Queen’s Law, in collaboration with the Indigenous Law Students’ Alliance (ILSA), is hosting activities this week in support of Canada’s inaugural National Day for Truth and Reconciliation on September 30.
“The observance of a National Day for Truth and Reconciliation is the first time in this country's history whereby the harms suffered by victims and survivors of the Indian Residential School/Institution system, are acknowledged, remembered, and honored,” says Stacia Loft, Law’20, Director of Indigenous Initiatives and Equity, Diversity, and Inclusivity Programs. “Recognition of this day is one of many steps, on a very long journey, that need to be taken for us to realize reconciliation.”
In addition to the commemorative events, learning opportunities, and ceremonies taking place across Queen’s, the law school is reflecting on the day in several ways. One way will be through a message from Dean Mark Walters on September 30 about the importance of Indigenization, reconciliation, and supporting Indigenous legal traditions. Another message is by Hugo Choquette, Law’05, LLM’10, PhD’17, Academic Director of the Certificate in Law program and Aboriginal Law instructor, who has recorded a video message about the past, present, and future role of law with respect to Indigenous peoples’ rights. Also, ILSA members have planned a social media campaign leveraging the Queen’s Law channels to promote awareness and education and are selling orange hoodies to raise funds for the Orange Shirt Society.
The social media campaign will run on Instagram until September 30. ILSA member Taylor Day, Law’22, says, “We are aiming to inform the general public on not only the residential school system, but also the after-effects that continue today within Indigenous communities. When the children’s remains were found at the locations of former residential schools this summer, not one Indigenous person was surprised. Personally, I recall my family members discussing residential schools in front of me at a very young age. The detail included within the stories passed down from generation to generation, family to family, were so gruesome and frightening – traumatic visuals for a young child who had yet to understand what being ‘Indian’ even meant.”
Information provided in the campaign will include the history of church-run and federally-run residential schools, why Orange Shirt Day is on September 30, how Orange Shirt Day is different from the new federal statutory holiday, and how people can get involved with local Indigenous initiatives.
ILSA members will be selling orange “Every Child Matters” hoodies outside of both the Law building and Stauffer Library on September 30 from 9:00 a.m. until they’re sold out. “Come early!” Day advises. “We hope to remind students and staff to wear something orange in support of Orange Shirt Day.” Hoodies will be available for a minimum donation of $30. Net proceeds from sales, as well as donations, are being given to the Orange Shirt Society.

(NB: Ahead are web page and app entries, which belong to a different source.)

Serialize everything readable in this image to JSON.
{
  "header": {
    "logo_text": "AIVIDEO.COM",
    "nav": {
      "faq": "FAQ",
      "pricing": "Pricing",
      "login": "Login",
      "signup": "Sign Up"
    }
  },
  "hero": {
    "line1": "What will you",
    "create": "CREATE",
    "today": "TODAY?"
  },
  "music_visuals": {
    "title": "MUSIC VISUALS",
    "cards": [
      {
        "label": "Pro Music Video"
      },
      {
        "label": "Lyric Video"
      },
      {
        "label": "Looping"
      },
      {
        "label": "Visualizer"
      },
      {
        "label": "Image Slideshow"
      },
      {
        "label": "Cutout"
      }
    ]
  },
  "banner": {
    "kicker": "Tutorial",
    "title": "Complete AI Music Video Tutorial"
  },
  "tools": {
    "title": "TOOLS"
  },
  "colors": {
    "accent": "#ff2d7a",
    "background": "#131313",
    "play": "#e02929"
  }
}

Day says to the Queen’s community, “Start conversations with your non-Indigenous classmates about the events going on, the ILSA social media campaign, and greater ongoing Indigenous issues – do not save these conversations only for your Indigenous classmates or friends.”